You can see from the photo below that we had a sick view of the Port Mann Bridge from this house. Hahaha.
Mom and dad's current house has a view of the exact same bridge from the other side of the river.
See that hedge that separates our old house and the blue one next door?
Well, it was tiny/just planted when we lived here.
Once, when my dad watered those plants by spraying them with a hose, the overspray ended up on the neighbour's driveway. She came out to ask my dad to stop, so my dad just sprayed her. She was not amused. And he doesn't listen to nobody telling him where he can spray his hose.
He made darn sure he soaked her driveway every time he watered those trees. FOR FIVE YEARS.
Anyway, he will tell you that story if you go to visit him.
It's one he will always remember.
He feels no remorse.
She? Was a battleaxe. Apparently.
Some events just never leave our memories.
(Above pics, by the way, were taken from Google Street View.)
(I may have to come back here and walk around with my camera. I think my dad would like to see how the neighbourhood's changed.)
I'm in a van with people I don't know driving past the house I lived in from when I was 5 til I was 10.

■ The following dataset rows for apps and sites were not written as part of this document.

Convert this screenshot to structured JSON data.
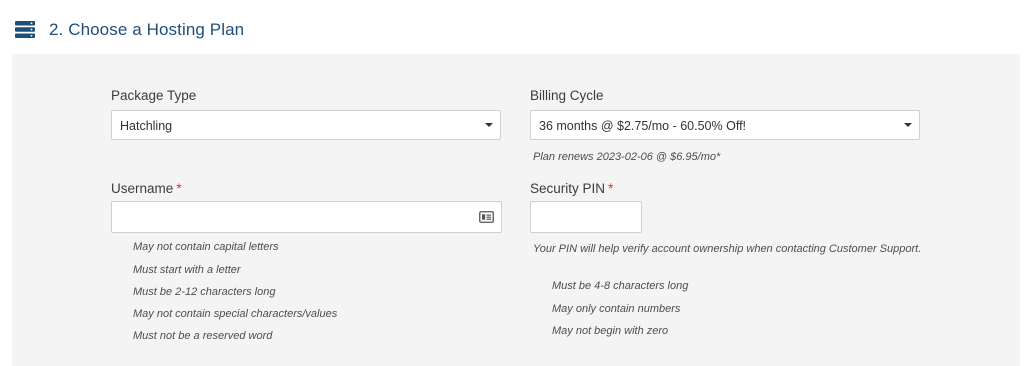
{
  "section": {
    "title": "2. Choose a Hosting Plan",
    "icon": "server-icon"
  },
  "package_type": {
    "label": "Package Type",
    "selected": "Hatchling"
  },
  "billing_cycle": {
    "label": "Billing Cycle",
    "selected": "36 months @ $2.75/mo - 60.50% Off!",
    "renew_note": "Plan renews 2023-02-06 @ $6.95/mo*"
  },
  "username": {
    "label": "Username",
    "required_mark": "*",
    "value": "",
    "icon": "id-card-icon",
    "rules": [
      "May not contain capital letters",
      "Must start with a letter",
      "Must be 2-12 characters long",
      "May not contain special characters/values",
      "Must not be a reserved word"
    ]
  },
  "security_pin": {
    "label": "Security PIN",
    "required_mark": "*",
    "value": "",
    "note": "Your PIN will help verify account ownership when contacting Customer Support.",
    "rules": [
      "Must be 4-8 characters long",
      "May only contain numbers",
      "May not begin with zero"
    ]
  },
  "colors": {
    "title": "#1f4e79",
    "required": "#d33a2c",
    "panel_bg": "#f4f4f4"
  }
}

Memories are washing over me, and I'm with people who didn't know me back then. Heck, they didn' even know me an hour ago.
We arrive in Vancouver half an hour later and park across the street from The Waterfall Building which is where the show is:
... and we (or at least I) feel like a frumpy, middle-aged haus frau next to all the long-legged, high-heeled, big-haired, urban girls who also attended.
The Photography Show/Sale was a fundraiser for Hope International's work in Ethiopia. After Heather and I had spent an hour checking out the photographs, we walked over to Granville Island where I whined that I hadn't brought my camera. (After I took the three photos with my phone camera, above, my memory was full.) We made a plan to come back to this area on the next nice day.
The drive home was full of conversation about Ethiopia, fundraising in general, and an upcoming fundraising event specifically. As we were exiting the freeway, Heather suggested I follow Laura on twitter. So while I'm looking her up, I ask her to spell her last name. So she's spelling it for me, while James says something about their son, John's amazing gymnastic ability and I put John's first name together with the last name I've just spelt out and exclaim, "Are you a Fundy family?"
"Oh my goodness. Our kids went to school together. Drew and John were in the same class!"
Our paths have likely criss-crossed a hundred times over the past 12 years.
I really should have made a bigger effort getting to know other fundy families.
I suck sometimes.
Three things I'm thankful for:
1. Inspiring people.
2. Talented people.
3. Generous people.